When diving into how to start a cleaning business, understanding the importance of social media platforms is crucial. They offer an avenue to connect with potential clients, showcase your services, and even share tips on maintaining cleanliness at home or office. But remember, to secure repeat customers and build a loyal client base, consistency in your online engagement is essential; regularly posting relevant content keeps you connected with existing customers while attracting new ones.
Promoting Through Local Listings
Taking advantage of local listings like Google Business can significantly boost your cleaning service’s reach locally. Google My Business allows people searching for cleaning businesses near them to find yours easily. By leveraging such platforms, you become visible exactly where needed – right in front of potential customers, increasing your chances to attract customers and turn them into repeat clients.
When you’re figuring out how to start a cleaning business, understanding the challenges is the first step. As you start cleaning, choosing the right services to offer is crucial. Diversifying the services you offer allows you to tap into various segments of the cleaning industry, helping you attract a wider range of clients.
The journey of how to start a cleaning business involves several key decisions. For instance, picking the right name and business structure is not just about branding but has operational implications. Additionally, you should be aware of local licensing rules which are there to guide and ensure your business operates legally and smoothly.
Insurance is another vital aspect to consider; it safeguards your business from potential mishaps. Furthermore, the cleaning supplies you opt for, especially eco-friendly ones, can become a reflection of your business values.
In the end, while pricing your services, ensuring they are competitive yet profitable is essential.

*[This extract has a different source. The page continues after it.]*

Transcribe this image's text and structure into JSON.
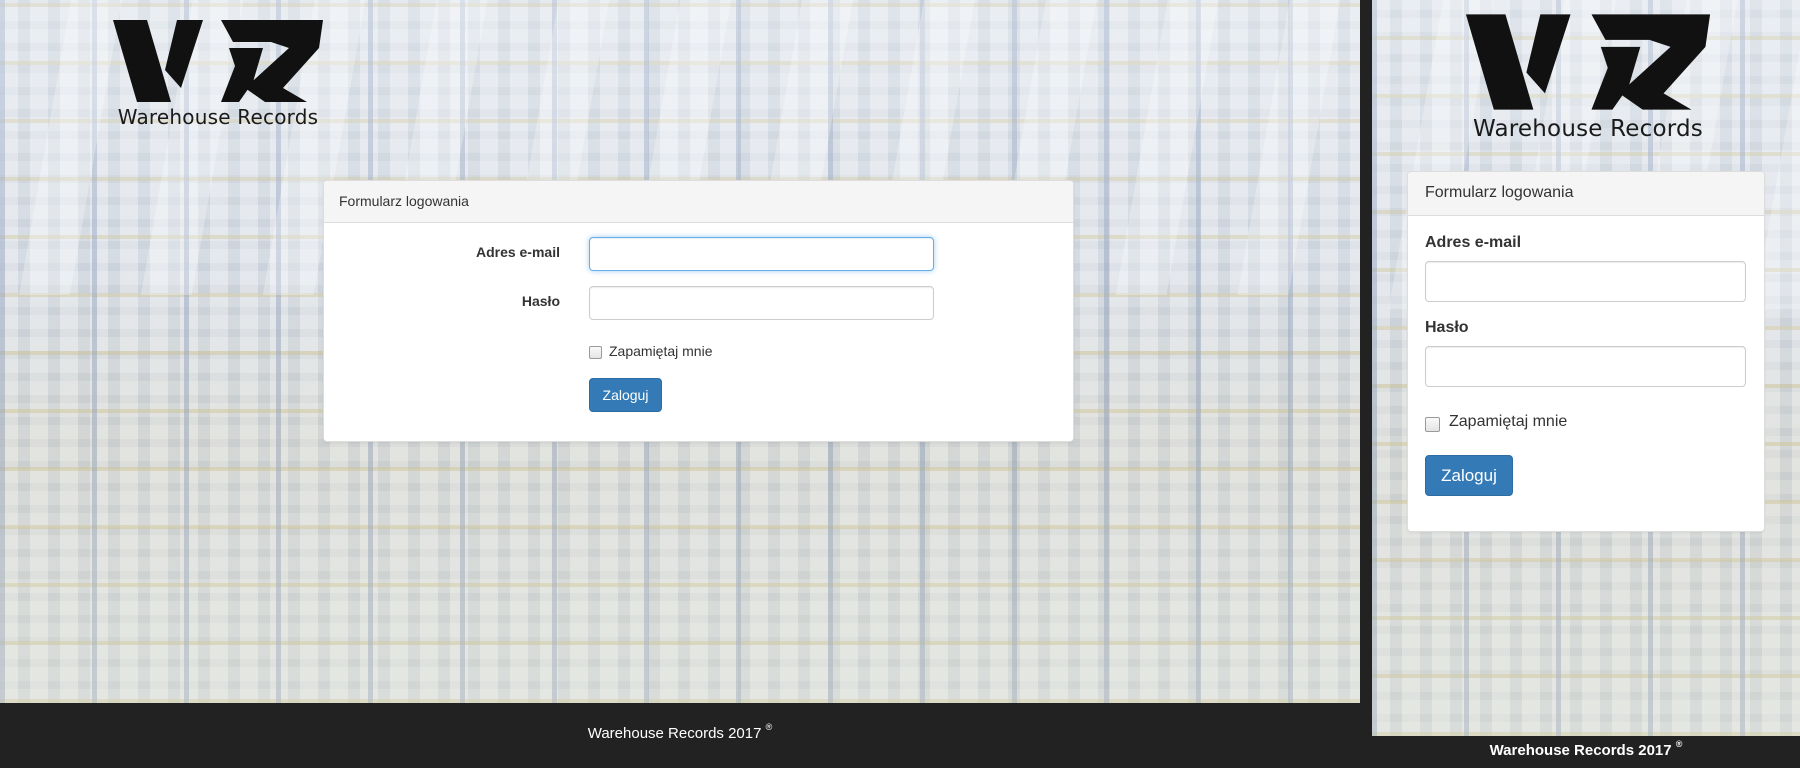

The road to establishing a cleaning business can be demanding, but with these insights, you’re well-equipped to navigate the challenges of the cleaning industry successfully.